“We cannot end systemic racism in this country without holding companies like McDonald’s accountable for trapping people of color in poverty,” said the Rev. Dr. William Barber, co-chair of the Poor People’s Campaign: A National Call for Moral Revival. “The fast-food workers who are risking their livelihoods and demanding $15 an hour and the right to a union are fighting for a better future for all of us, and together our two movements will help lift people of all races out of poverty.”
The Fight for $15 has built deep ties with civil rights groups and leaders over the past five years. U.S. Rep. John Lewis joined Atlanta fast-food workers on a strike line in August 2013, encouraging them to, “Keep walking, keep marching, keep talking, keep pushing.” In the summer of 2014, the NAACP passed a resolution backing the Fight for $15; in the winter of 2015 Memphis sanitation workers who participated in the 1968 strike implored a gathering of fast-food workers at Dr. King’s church in Atlanta to keep fighting for $15 and union rights; and faith leaders of all stripes have echoed the workers’ moral argument for dignity on the job.
"Working Americans, no matter where we come from or what our color, are sick and tired of corporations like McDonald’s using their power to try to keep wages as low as possible,” said SEIU President Mary Kay Henry, who joined McDonald’s workers in the Fight for $15 at the Illinois statehouse. “It's time for McDonald's to stop looking at its cooks and cashiers as a cost to be minimized. McDonald’s can and should create the kind of jobs that pay people enough to raise their families and move our country forward together."
Workers have developed deep ties with the Movement for Black Lives and marched alongside activists calling for racial justice from Ferguson, Mo. to Baton Rouge, La, to Milwaukee, Wisc. In April 2017, workers in the Fight for $15 joined together with the Movement for Black Lives for a wave of “Fight Racism, Raise Pay” protests across the country.

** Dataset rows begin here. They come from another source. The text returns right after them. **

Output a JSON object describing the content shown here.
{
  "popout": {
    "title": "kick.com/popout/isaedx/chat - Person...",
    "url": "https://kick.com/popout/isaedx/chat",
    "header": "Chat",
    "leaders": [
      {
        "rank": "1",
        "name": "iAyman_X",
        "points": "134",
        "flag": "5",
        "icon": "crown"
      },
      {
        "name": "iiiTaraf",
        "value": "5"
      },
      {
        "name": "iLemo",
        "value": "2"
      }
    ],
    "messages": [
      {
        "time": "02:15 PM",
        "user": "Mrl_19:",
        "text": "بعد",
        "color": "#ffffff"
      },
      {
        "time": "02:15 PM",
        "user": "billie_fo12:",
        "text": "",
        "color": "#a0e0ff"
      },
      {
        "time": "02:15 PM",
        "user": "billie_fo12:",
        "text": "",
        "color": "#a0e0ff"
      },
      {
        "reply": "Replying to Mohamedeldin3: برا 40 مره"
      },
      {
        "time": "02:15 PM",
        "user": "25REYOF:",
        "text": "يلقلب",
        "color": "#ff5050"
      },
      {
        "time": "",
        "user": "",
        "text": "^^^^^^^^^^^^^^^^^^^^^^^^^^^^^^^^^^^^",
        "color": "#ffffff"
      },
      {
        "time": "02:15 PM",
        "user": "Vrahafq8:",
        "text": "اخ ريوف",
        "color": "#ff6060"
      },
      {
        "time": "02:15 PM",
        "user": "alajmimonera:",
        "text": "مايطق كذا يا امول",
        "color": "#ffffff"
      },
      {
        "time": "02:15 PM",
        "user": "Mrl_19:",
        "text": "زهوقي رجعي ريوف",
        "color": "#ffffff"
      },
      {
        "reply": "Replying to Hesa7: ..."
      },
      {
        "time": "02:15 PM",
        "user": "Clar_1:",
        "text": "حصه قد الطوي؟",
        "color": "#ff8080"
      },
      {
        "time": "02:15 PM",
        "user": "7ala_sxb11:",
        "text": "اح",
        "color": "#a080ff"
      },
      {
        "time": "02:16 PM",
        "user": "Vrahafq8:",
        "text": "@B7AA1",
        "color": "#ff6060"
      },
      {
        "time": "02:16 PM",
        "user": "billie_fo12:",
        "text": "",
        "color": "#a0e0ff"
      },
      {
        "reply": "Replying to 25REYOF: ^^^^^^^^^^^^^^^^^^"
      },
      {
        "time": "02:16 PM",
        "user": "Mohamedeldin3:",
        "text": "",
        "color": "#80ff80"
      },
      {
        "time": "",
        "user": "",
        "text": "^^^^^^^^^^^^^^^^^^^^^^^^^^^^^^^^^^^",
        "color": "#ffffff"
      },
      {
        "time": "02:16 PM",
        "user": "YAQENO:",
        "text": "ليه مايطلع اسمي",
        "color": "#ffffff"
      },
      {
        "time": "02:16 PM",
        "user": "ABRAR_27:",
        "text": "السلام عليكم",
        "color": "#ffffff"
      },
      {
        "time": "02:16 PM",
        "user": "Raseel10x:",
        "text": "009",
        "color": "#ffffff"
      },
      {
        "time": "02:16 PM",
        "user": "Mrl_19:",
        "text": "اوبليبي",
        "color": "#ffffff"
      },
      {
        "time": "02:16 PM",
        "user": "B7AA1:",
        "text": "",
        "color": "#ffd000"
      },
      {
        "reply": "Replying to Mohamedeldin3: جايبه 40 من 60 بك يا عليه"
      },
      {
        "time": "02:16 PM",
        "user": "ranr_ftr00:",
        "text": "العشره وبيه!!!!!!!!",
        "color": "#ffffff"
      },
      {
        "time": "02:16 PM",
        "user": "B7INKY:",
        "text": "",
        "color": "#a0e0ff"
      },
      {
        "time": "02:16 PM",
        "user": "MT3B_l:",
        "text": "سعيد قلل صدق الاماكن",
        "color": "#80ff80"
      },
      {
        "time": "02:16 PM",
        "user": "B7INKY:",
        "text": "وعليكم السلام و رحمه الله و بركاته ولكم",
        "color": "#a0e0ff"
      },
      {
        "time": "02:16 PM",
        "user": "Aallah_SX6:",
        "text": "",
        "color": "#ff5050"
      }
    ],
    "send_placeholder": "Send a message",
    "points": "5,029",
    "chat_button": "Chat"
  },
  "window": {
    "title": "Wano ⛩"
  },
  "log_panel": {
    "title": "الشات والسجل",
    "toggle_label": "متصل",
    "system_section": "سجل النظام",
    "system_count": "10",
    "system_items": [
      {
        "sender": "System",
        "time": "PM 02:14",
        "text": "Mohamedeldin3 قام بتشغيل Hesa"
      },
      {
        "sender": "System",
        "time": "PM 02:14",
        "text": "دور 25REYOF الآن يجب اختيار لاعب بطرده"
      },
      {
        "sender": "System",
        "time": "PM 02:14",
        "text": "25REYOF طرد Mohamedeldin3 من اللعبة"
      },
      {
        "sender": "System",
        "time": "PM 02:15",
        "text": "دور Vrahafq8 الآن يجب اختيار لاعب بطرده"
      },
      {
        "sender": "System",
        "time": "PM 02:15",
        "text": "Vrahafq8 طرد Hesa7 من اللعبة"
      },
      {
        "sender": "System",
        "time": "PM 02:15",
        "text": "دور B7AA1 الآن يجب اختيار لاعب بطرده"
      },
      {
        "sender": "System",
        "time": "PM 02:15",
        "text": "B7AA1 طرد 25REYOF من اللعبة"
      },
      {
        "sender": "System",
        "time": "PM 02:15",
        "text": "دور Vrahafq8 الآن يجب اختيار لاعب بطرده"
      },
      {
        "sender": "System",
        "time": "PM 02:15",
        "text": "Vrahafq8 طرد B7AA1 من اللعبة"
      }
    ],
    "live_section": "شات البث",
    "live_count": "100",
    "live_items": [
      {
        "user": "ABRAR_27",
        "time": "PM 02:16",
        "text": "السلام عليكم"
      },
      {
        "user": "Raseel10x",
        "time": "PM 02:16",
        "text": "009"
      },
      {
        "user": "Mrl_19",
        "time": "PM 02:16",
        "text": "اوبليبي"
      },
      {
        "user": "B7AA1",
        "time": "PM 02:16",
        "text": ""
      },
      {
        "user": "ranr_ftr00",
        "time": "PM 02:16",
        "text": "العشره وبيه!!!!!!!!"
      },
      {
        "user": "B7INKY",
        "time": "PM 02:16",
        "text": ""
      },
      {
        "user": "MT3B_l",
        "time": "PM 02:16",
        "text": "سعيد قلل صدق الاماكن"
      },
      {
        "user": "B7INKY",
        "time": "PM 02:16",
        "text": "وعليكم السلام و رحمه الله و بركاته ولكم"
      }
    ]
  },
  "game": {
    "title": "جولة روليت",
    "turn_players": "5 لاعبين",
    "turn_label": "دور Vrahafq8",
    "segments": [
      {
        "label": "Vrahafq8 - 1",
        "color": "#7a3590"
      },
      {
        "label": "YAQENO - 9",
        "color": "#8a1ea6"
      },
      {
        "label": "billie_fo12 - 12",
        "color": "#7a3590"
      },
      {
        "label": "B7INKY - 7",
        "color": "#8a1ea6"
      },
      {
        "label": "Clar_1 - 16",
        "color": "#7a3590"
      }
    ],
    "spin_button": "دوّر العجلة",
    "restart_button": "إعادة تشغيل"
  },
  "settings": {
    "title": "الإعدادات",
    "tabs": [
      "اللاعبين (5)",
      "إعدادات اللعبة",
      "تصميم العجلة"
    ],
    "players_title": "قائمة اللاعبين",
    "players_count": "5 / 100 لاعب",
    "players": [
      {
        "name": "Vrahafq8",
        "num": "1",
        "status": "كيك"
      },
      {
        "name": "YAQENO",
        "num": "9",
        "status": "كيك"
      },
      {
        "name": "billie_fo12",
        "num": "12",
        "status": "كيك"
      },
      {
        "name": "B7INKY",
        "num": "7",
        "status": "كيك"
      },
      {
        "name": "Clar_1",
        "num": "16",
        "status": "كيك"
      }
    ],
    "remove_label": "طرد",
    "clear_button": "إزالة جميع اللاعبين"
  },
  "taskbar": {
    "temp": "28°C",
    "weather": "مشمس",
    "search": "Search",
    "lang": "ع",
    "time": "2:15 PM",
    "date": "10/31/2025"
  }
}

Members of the Memphis chapter of the Fight for $15 participated in the movement that led to the removal of Confederate monuments in the city late last year.